== Action item ==
Among the entries that follow, find the lines holding "legend" and say how many there are, with no other words.

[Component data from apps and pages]
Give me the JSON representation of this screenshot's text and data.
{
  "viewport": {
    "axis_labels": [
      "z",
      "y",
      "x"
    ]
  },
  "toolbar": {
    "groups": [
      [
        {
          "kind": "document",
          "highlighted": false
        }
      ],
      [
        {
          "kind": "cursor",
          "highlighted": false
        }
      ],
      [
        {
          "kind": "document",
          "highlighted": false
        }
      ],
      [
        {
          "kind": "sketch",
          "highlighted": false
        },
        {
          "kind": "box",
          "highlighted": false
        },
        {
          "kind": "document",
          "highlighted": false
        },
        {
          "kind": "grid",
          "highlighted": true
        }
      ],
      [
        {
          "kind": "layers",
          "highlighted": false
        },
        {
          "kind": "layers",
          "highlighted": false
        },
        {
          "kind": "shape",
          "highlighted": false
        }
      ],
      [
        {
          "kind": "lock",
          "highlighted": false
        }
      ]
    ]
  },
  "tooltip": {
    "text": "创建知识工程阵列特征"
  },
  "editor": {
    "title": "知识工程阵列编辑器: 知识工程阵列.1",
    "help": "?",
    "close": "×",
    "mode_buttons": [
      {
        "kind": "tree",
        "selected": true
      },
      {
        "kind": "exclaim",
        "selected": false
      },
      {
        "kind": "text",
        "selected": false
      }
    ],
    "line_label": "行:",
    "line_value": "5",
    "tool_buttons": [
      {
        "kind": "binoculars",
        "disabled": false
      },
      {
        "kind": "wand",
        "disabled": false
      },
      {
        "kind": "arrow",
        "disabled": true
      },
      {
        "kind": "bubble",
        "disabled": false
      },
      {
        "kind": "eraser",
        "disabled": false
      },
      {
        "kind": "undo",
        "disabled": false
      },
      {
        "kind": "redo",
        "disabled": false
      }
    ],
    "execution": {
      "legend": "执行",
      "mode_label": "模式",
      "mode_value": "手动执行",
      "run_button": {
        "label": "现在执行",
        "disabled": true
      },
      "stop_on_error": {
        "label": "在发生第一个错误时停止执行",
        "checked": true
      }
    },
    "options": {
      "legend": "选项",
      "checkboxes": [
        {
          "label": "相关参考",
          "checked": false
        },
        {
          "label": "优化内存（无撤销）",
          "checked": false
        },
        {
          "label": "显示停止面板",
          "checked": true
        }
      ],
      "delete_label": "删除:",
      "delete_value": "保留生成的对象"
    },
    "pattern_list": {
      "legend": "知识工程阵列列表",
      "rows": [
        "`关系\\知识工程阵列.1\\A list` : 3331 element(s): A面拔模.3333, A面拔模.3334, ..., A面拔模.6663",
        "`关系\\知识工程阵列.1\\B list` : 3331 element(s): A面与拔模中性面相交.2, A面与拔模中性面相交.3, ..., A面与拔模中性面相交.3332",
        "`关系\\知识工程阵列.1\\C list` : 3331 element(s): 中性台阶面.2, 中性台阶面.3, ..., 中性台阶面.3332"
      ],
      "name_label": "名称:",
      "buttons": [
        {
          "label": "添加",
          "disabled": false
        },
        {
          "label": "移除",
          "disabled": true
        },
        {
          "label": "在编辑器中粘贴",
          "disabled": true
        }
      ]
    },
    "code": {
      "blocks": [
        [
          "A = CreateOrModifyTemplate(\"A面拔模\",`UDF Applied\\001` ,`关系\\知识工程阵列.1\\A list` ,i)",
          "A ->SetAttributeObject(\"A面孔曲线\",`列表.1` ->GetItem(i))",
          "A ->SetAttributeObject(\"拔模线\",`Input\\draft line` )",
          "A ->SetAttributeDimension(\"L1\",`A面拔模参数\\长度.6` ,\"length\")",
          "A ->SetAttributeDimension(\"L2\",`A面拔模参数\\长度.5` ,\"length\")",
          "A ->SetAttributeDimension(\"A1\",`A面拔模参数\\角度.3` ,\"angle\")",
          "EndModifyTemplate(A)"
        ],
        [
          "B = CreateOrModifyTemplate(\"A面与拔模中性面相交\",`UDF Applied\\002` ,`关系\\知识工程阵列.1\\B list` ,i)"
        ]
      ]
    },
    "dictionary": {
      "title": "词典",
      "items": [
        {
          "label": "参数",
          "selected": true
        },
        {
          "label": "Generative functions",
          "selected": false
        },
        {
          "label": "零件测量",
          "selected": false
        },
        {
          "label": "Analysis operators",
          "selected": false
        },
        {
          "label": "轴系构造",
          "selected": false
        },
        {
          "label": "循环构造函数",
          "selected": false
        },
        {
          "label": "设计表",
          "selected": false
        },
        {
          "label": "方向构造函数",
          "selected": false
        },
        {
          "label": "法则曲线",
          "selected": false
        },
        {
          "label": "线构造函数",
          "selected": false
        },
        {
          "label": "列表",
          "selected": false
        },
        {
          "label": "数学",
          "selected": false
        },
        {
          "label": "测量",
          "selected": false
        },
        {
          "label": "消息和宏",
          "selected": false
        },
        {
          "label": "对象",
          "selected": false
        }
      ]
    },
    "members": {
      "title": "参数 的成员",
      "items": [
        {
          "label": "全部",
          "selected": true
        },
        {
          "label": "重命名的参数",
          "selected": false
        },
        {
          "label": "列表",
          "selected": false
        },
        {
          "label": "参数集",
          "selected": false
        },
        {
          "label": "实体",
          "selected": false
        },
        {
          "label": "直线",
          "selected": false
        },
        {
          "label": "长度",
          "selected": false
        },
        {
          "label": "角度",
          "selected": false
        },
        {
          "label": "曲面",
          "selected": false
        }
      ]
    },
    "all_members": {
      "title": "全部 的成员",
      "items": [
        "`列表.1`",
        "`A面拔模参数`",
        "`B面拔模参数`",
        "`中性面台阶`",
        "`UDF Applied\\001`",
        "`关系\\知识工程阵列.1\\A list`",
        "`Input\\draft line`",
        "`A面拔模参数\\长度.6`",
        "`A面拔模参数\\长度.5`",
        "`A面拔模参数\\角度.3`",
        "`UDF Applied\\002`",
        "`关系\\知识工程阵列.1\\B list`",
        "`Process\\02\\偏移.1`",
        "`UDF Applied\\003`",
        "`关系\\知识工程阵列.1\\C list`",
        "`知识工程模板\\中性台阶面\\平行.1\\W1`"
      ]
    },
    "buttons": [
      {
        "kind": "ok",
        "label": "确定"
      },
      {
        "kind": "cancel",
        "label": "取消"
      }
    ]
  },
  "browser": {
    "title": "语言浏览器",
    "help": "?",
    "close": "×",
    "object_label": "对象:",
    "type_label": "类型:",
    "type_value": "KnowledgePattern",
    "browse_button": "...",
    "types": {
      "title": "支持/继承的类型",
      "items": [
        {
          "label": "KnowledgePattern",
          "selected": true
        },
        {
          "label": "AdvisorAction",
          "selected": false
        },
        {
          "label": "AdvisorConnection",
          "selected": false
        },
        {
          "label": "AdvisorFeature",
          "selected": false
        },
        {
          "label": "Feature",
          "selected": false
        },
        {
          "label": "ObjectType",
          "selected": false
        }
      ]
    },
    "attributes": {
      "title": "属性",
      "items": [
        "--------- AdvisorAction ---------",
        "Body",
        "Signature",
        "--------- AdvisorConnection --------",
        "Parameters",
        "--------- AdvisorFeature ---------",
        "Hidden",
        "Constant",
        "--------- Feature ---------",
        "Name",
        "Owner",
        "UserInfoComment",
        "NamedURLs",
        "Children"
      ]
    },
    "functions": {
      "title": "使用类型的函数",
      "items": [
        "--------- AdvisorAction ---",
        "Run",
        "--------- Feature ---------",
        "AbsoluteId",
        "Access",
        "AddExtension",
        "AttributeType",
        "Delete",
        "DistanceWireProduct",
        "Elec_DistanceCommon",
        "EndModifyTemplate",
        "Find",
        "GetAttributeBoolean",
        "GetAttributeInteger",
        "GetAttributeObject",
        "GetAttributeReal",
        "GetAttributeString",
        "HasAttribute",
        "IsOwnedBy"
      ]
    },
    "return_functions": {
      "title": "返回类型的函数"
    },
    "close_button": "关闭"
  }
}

== Exercise solution ==
3